Vehicle Sales Authority (VSA) of British Columbia issued a province-wide curber warning in summer 2016. While the automotive news release dealt with specific curbers, the warning is effective for everyone planning to buy a car.
Who are Curbers?
Curbers, also known as curbstoners, are unscrupulous pretenders in the world of automobile sales. They pose as an individual selling a personal vehicle, but in reality, they are unlicensed auto dealers. Curbers can be an individual or a business. They post for sale ads in newspapers and online. Sometimes, cars are sold from a parking lot or right from the street curb, which is where the name curbers originated.
Why Avoid Curbers?
People need cars, and curbers sell them, so what’s the big deal? For one thing, automobile dealers must be licensed. Curbers operate without a license, which violates the law, and they are probably not paying taxes on their unauthorized auto sales, which is also illegal.
Another problem is that buyers really have no idea what they are getting. Curbers may change a vehicle’s odometer, may not disclose prior accidents the vehicle was involved in and be selling stolen cars or vehicles with liens. Some vehicles may be repaired just enough to look presentable, but they may have been completely written off by an insurance company because of damage. Buyers purchase the vehicle in good faith, but if something happens after the purchase, who will they go to if a problem arises? Consumers can file a complaint, and a warning about the seller may be published in automotive news, but there is little remedy for buyers after the sale. That’s why spotting a curber before doing business is important.

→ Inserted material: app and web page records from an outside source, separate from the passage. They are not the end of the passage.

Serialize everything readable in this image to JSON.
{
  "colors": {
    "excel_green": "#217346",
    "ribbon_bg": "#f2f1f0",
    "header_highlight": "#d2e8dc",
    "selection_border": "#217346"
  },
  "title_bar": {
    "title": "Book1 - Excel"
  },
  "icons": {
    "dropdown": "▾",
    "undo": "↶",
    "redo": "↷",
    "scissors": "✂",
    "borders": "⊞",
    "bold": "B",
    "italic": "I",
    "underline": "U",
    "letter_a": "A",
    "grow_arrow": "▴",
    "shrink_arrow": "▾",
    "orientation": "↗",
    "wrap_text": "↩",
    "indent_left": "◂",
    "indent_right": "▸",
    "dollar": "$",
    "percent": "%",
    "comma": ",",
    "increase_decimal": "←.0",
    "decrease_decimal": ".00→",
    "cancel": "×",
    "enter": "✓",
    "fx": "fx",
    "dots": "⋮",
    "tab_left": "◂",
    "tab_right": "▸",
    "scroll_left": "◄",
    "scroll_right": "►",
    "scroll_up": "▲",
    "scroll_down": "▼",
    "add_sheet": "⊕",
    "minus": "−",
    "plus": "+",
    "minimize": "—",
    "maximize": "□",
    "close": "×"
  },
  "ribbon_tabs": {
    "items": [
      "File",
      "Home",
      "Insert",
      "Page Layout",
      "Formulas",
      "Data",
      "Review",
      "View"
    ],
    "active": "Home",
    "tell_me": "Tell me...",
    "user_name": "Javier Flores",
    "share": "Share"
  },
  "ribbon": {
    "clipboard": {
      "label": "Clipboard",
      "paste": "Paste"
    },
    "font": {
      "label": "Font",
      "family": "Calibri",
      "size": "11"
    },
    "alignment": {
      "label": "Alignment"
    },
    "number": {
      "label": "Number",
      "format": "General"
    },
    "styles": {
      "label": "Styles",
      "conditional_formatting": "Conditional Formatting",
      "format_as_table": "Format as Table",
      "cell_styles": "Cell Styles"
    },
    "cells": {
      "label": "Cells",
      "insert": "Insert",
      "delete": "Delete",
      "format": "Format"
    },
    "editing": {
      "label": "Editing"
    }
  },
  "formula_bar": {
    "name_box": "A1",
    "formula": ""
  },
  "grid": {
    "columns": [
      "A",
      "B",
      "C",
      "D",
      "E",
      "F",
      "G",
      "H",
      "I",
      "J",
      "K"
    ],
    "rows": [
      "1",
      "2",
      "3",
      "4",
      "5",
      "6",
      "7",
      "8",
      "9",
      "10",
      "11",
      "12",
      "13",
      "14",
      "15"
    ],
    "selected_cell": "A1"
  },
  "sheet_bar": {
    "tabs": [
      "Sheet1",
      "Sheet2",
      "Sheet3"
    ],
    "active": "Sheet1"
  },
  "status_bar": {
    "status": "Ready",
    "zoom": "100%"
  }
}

How to Spot a Curber
Because curbers pretend to be regular people with a car for sale, it can be difficult to spot them. However, there are some key things to look for to make sure a curber is not scamming you.
• Advertisements in automotive news do not include a dealer license number

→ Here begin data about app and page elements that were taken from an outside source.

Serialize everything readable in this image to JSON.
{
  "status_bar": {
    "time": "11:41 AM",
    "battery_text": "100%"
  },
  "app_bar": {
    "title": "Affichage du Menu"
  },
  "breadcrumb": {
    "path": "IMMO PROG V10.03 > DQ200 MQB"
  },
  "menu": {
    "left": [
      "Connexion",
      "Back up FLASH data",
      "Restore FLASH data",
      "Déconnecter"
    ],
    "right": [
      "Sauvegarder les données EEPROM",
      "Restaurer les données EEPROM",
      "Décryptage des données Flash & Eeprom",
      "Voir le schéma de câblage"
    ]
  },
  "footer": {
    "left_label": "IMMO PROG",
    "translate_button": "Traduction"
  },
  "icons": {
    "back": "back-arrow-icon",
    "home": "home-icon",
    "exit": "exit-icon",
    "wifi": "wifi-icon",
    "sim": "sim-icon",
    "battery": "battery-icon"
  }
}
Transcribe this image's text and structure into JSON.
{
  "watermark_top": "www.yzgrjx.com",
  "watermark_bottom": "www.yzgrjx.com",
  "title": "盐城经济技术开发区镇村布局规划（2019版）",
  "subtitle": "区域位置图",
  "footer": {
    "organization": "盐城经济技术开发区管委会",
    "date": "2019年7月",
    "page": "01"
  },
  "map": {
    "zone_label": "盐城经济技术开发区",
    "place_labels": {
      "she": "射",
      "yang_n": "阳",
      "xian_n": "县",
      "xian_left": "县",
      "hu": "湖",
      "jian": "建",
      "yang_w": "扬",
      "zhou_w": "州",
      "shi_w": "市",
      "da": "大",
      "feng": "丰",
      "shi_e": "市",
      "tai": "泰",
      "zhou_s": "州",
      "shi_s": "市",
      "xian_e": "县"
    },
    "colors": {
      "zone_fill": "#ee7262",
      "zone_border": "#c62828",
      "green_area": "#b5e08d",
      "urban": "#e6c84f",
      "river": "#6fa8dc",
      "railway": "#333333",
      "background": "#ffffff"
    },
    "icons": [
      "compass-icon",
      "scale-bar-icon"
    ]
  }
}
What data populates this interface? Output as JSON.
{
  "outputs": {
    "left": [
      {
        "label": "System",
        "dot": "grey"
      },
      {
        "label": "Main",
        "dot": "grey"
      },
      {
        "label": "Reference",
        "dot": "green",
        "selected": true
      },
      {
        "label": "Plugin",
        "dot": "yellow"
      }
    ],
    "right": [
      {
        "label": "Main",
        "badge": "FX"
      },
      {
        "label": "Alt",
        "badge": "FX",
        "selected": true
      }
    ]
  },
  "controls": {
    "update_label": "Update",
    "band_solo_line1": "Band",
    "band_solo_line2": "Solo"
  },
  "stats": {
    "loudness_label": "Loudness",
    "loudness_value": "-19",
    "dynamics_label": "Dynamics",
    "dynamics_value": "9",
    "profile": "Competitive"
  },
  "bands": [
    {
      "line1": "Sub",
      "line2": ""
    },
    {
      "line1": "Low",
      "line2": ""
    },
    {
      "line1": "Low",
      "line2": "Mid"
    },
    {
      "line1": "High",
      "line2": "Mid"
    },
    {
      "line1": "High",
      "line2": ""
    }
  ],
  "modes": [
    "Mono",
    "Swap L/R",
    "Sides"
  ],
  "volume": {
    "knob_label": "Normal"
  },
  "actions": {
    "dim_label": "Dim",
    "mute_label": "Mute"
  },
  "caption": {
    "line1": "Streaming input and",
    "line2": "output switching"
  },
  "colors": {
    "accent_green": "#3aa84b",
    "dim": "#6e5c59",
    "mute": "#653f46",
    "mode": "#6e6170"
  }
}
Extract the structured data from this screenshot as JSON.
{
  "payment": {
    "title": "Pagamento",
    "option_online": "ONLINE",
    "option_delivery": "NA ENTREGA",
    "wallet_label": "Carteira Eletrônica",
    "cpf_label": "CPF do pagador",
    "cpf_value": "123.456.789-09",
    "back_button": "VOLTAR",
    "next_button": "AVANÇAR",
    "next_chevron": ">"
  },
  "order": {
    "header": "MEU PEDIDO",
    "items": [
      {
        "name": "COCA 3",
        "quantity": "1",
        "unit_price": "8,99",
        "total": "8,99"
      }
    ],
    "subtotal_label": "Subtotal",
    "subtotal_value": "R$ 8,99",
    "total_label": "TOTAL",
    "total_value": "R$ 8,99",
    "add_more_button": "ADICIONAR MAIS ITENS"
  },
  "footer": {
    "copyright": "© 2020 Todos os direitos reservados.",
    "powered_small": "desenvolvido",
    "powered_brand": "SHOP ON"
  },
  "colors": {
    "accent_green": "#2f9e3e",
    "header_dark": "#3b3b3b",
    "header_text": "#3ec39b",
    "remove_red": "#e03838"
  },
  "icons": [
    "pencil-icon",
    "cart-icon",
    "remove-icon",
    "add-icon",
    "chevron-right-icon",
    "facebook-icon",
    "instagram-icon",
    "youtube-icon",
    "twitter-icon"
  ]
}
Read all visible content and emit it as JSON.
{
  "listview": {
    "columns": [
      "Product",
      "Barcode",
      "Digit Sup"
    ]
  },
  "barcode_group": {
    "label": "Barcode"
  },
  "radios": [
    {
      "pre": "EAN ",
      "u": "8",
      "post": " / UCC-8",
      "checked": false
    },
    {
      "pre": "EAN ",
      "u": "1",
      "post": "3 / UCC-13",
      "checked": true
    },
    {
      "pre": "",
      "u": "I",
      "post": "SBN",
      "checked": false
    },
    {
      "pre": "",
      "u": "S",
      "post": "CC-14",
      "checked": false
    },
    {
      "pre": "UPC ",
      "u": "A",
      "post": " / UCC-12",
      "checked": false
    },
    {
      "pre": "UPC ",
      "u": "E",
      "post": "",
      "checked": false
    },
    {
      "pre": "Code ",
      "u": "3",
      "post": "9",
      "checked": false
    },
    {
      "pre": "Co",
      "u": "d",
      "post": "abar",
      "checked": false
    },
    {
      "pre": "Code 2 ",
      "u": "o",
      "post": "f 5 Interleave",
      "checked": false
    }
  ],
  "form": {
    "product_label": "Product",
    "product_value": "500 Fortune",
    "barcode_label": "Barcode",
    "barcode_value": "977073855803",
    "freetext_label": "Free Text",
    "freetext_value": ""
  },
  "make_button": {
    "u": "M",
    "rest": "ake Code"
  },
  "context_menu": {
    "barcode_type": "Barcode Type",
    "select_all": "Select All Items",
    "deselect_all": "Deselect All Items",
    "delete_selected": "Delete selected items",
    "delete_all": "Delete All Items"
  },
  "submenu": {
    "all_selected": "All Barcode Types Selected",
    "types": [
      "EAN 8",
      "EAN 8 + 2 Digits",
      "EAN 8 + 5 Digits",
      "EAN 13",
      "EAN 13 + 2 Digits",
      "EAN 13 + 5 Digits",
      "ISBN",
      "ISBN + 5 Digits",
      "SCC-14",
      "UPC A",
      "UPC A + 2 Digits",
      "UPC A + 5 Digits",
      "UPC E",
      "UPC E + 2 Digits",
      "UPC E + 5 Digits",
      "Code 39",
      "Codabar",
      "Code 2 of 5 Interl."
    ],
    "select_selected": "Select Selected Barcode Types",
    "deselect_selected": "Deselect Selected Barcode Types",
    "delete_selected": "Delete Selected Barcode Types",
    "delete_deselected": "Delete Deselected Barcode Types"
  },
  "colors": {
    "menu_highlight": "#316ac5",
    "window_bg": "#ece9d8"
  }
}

• Only one phone number listed for more than one vehicle being sold
• When you call about the car, the seller asks which vehicle you are interested in buying
• The seller does not have an original vehicle registration form
• The seller’s name is not on the vehicle registration
• The vehicle’s make, model and other identifiers do not match what is listed on the registration form
• Vehicle Identification Number does not match the vehicle description
• Curbers like to finalize the sale in an open space, such as a parking lot, as opposed to having the buyer come to the seller’s home
• Curbers typically insist on cash payments
Questions an Astute Buyer Should Ask
Don’t just take the sellers word on everything. Asking questions is a great way to keep from victimized.
• If the name on the registration does not match the seller’s name, ask to speak directly to the vehicle owner.
• Ask if the vehicle has been involved in any accidents or had any damage, such as flooding.
• Ask about major car repairs, and ask to see receipts for the work performed on the car.
Even if the seller answers all your questions, it’s still a good idea to get more information before buying. Use the vehicle’s VIN number to check its history through a service such as Carfax or CarProof.